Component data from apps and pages
▽
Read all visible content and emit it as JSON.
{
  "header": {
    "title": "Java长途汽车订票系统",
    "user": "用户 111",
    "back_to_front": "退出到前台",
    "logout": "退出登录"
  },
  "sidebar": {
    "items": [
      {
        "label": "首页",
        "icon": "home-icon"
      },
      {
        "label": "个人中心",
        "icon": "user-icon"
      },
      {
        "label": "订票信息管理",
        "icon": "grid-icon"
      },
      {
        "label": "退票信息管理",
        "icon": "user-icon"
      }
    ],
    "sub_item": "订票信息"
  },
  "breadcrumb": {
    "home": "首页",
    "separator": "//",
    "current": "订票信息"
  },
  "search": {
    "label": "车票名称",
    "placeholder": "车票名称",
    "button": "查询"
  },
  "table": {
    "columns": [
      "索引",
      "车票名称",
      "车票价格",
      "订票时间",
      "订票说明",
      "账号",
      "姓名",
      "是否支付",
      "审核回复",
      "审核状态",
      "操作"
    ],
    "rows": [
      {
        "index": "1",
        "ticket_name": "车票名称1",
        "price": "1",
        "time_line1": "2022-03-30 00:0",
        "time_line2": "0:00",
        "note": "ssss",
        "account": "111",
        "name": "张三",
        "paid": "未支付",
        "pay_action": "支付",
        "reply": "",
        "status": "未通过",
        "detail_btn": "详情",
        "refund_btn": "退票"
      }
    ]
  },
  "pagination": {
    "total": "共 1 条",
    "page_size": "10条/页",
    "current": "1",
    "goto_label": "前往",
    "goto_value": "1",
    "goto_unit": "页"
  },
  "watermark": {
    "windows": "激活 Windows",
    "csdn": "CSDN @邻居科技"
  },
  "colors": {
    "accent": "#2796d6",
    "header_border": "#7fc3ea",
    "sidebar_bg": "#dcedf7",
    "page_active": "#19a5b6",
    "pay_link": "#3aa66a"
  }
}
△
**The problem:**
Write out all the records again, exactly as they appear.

**Completed task:**
Read all visible content and emit it as JSON.
{
  "header": {
    "title": "Java长途汽车订票系统",
    "user": "用户 111",
    "back_to_front": "退出到前台",
    "logout": "退出登录"
  },
  "sidebar": {
    "items": [
      {
        "label": "首页",
        "icon": "home-icon"
      },
      {
        "label": "个人中心",
        "icon": "user-icon"
      },
      {
        "label": "订票信息管理",
        "icon": "grid-icon"
      },
      {
        "label": "退票信息管理",
        "icon": "user-icon"
      }
    ],
    "sub_item": "订票信息"
  },
  "breadcrumb": {
    "home": "首页",
    "separator": "//",
    "current": "订票信息"
  },
  "search": {
    "label": "车票名称",
    "placeholder": "车票名称",
    "button": "查询"
  },
  "table": {
    "columns": [
      "索引",
      "车票名称",
      "车票价格",
      "订票时间",
      "订票说明",
      "账号",
      "姓名",
      "是否支付",
      "审核回复",
      "审核状态",
      "操作"
    ],
    "rows": [
      {
        "index": "1",
        "ticket_name": "车票名称1",
        "price": "1",
        "time_line1": "2022-03-30 00:0",
        "time_line2": "0:00",
        "note": "ssss",
        "account": "111",
        "name": "张三",
        "paid": "未支付",
        "pay_action": "支付",
        "reply": "",
        "status": "未通过",
        "detail_btn": "详情",
        "refund_btn": "退票"
      }
    ]
  },
  "pagination": {
    "total": "共 1 条",
    "page_size": "10条/页",
    "current": "1",
    "goto_label": "前往",
    "goto_value": "1",
    "goto_unit": "页"
  },
  "watermark": {
    "windows": "激活 Windows",
    "csdn": "CSDN @邻居科技"
  },
  "colors": {
    "accent": "#2796d6",
    "header_border": "#7fc3ea",
    "sidebar_bg": "#dcedf7",
    "page_active": "#19a5b6",
    "pay_link": "#3aa66a"
  }
}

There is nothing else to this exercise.